*YOUR GOAL*: Please reproduce the entries exactly, skipping each picture.

Dataset rows for apps and sites
——————
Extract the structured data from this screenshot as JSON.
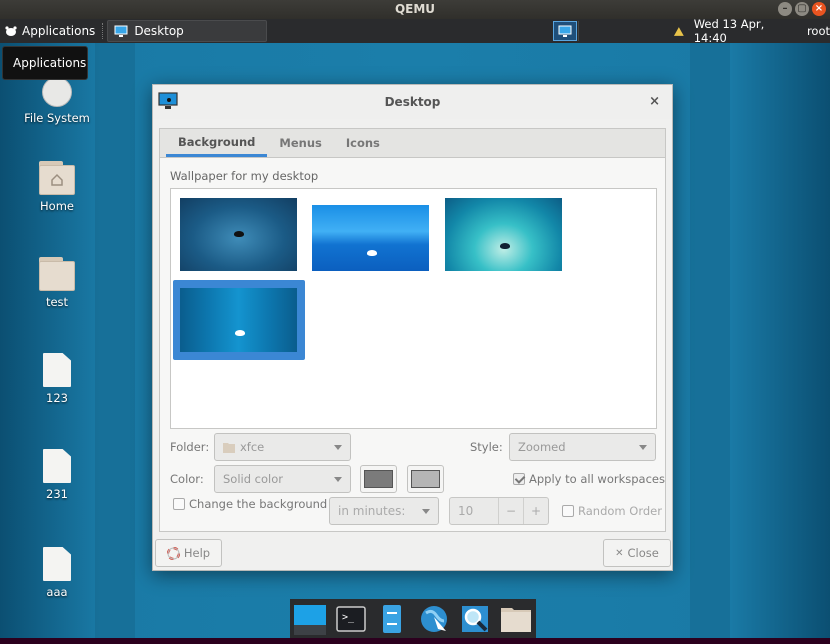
{
  "qemu": {
    "title": "QEMU"
  },
  "panel": {
    "applications_label": "Applications",
    "task_label": "Desktop",
    "clock": "Wed 13 Apr, 14:40",
    "user": "root"
  },
  "tooltip": {
    "text": "Applications"
  },
  "desktop_icons": [
    {
      "label": "File System",
      "icon": "drive-icon"
    },
    {
      "label": "Home",
      "icon": "home-folder-icon"
    },
    {
      "label": "test",
      "icon": "folder-icon"
    },
    {
      "label": "123",
      "icon": "file-icon"
    },
    {
      "label": "231",
      "icon": "file-icon"
    },
    {
      "label": "aaa",
      "icon": "file-icon"
    }
  ],
  "dialog": {
    "title": "Desktop",
    "tabs": [
      "Background",
      "Menus",
      "Icons"
    ],
    "active_tab": "Background",
    "wallpaper_label": "Wallpaper for my desktop",
    "folder_label": "Folder:",
    "folder_value": "xfce",
    "style_label": "Style:",
    "style_value": "Zoomed",
    "color_label": "Color:",
    "color_value": "Solid color",
    "apply_all_label": "Apply to all workspaces",
    "apply_all_checked": true,
    "change_bg_label": "Change the background",
    "change_bg_checked": false,
    "interval_unit": "in minutes:",
    "interval_value": "10",
    "spin_minus": "−",
    "spin_plus": "+",
    "random_order_label": "Random Order",
    "random_order_checked": false,
    "help_label": "Help",
    "close_label": "Close",
    "close_glyph": "✕",
    "close_x": "×",
    "selected_wallpaper_index": 3
  },
  "colors": {
    "accent": "#3b87d4",
    "color1": "#7b7b7b",
    "color2": "#b5b5b5"
  },
  "dock": {
    "items": [
      "show-desktop-icon",
      "terminal-icon",
      "file-manager-icon",
      "web-browser-icon",
      "app-finder-icon",
      "folder-icon"
    ]
  }
}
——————
*WRITTEN ANSWER*:
Extract the structured data from this screenshot as JSON.
{
  "qemu": {
    "title": "QEMU"
  },
  "panel": {
    "applications_label": "Applications",
    "task_label": "Desktop",
    "clock": "Wed 13 Apr, 14:40",
    "user": "root"
  },
  "tooltip": {
    "text": "Applications"
  },
  "desktop_icons": [
    {
      "label": "File System",
      "icon": "drive-icon"
    },
    {
      "label": "Home",
      "icon": "home-folder-icon"
    },
    {
      "label": "test",
      "icon": "folder-icon"
    },
    {
      "label": "123",
      "icon": "file-icon"
    },
    {
      "label": "231",
      "icon": "file-icon"
    },
    {
      "label": "aaa",
      "icon": "file-icon"
    }
  ],
  "dialog": {
    "title": "Desktop",
    "tabs": [
      "Background",
      "Menus",
      "Icons"
    ],
    "active_tab": "Background",
    "wallpaper_label": "Wallpaper for my desktop",
    "folder_label": "Folder:",
    "folder_value": "xfce",
    "style_label": "Style:",
    "style_value": "Zoomed",
    "color_label": "Color:",
    "color_value": "Solid color",
    "apply_all_label": "Apply to all workspaces",
    "apply_all_checked": true,
    "change_bg_label": "Change the background",
    "change_bg_checked": false,
    "interval_unit": "in minutes:",
    "interval_value": "10",
    "spin_minus": "−",
    "spin_plus": "+",
    "random_order_label": "Random Order",
    "random_order_checked": false,
    "help_label": "Help",
    "close_label": "Close",
    "close_glyph": "✕",
    "close_x": "×",
    "selected_wallpaper_index": 3
  },
  "colors": {
    "accent": "#3b87d4",
    "color1": "#7b7b7b",
    "color2": "#b5b5b5"
  },
  "dock": {
    "items": [
      "show-desktop-icon",
      "terminal-icon",
      "file-manager-icon",
      "web-browser-icon",
      "app-finder-icon",
      "folder-icon"
    ]
  }
}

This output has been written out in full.